## Work order
If a line in the entries contains the string "this", include that line in your answer.

◇ ◇ ◇ ◇

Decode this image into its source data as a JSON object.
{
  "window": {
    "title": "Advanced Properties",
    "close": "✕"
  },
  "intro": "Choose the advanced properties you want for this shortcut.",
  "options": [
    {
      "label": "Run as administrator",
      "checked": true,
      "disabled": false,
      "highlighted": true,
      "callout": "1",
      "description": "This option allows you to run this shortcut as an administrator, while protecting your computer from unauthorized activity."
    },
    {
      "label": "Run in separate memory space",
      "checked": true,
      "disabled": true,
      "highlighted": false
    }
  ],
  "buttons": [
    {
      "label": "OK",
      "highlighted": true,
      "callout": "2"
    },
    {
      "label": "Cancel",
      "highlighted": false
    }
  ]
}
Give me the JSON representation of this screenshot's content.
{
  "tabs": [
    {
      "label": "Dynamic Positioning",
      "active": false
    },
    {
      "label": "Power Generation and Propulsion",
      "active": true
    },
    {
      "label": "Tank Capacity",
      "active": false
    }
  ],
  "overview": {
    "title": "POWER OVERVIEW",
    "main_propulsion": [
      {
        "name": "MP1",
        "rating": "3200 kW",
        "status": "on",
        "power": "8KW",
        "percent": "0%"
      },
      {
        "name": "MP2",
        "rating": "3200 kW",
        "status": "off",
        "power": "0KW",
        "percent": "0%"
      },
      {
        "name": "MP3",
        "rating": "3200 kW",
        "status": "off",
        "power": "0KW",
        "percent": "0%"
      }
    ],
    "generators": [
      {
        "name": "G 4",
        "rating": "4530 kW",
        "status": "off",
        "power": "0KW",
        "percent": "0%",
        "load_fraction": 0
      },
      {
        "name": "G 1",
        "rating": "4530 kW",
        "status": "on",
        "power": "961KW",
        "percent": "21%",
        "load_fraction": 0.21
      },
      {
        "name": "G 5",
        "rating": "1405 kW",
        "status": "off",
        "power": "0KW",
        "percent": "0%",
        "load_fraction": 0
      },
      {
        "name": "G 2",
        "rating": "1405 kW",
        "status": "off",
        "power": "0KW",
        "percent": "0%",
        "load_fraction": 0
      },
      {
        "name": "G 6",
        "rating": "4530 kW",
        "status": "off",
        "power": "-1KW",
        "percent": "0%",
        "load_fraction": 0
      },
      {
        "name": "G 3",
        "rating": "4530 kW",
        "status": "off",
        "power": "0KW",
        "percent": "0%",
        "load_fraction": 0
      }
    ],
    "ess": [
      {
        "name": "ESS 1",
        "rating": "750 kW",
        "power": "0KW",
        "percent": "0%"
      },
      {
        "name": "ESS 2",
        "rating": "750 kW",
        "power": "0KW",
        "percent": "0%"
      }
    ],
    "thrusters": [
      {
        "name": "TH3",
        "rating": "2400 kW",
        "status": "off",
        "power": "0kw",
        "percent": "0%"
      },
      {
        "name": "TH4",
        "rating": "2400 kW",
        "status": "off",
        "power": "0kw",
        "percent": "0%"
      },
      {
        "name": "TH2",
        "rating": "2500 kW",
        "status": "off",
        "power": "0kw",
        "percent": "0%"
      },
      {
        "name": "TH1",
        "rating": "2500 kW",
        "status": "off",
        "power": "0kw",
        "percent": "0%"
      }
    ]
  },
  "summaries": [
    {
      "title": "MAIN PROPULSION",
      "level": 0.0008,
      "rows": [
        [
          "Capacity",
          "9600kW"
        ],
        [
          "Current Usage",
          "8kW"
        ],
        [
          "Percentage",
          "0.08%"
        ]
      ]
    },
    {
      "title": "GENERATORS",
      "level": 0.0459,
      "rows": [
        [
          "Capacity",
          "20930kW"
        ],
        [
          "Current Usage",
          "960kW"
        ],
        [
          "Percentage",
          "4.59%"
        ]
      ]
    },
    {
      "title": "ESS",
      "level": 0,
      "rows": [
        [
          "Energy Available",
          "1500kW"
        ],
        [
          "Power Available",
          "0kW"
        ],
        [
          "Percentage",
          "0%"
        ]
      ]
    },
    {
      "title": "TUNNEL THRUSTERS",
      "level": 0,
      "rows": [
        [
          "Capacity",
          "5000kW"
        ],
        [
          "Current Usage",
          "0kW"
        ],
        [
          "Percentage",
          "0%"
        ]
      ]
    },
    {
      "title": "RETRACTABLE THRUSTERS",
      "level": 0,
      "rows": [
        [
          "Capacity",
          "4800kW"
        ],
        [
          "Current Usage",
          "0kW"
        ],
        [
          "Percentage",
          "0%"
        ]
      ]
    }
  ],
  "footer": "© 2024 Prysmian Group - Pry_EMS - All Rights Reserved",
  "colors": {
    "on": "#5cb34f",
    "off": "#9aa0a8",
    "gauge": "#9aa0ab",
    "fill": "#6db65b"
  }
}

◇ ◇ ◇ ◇

## Response
Decode this image into its source data as a JSON object.
  "intro": "Choose the advanced properties you want for this shortcut.",
      "description": "This option allows you to run this shortcut as an administrator, while protecting your computer from unauthorized activity."
Give me the JSON representation of this screenshot's content.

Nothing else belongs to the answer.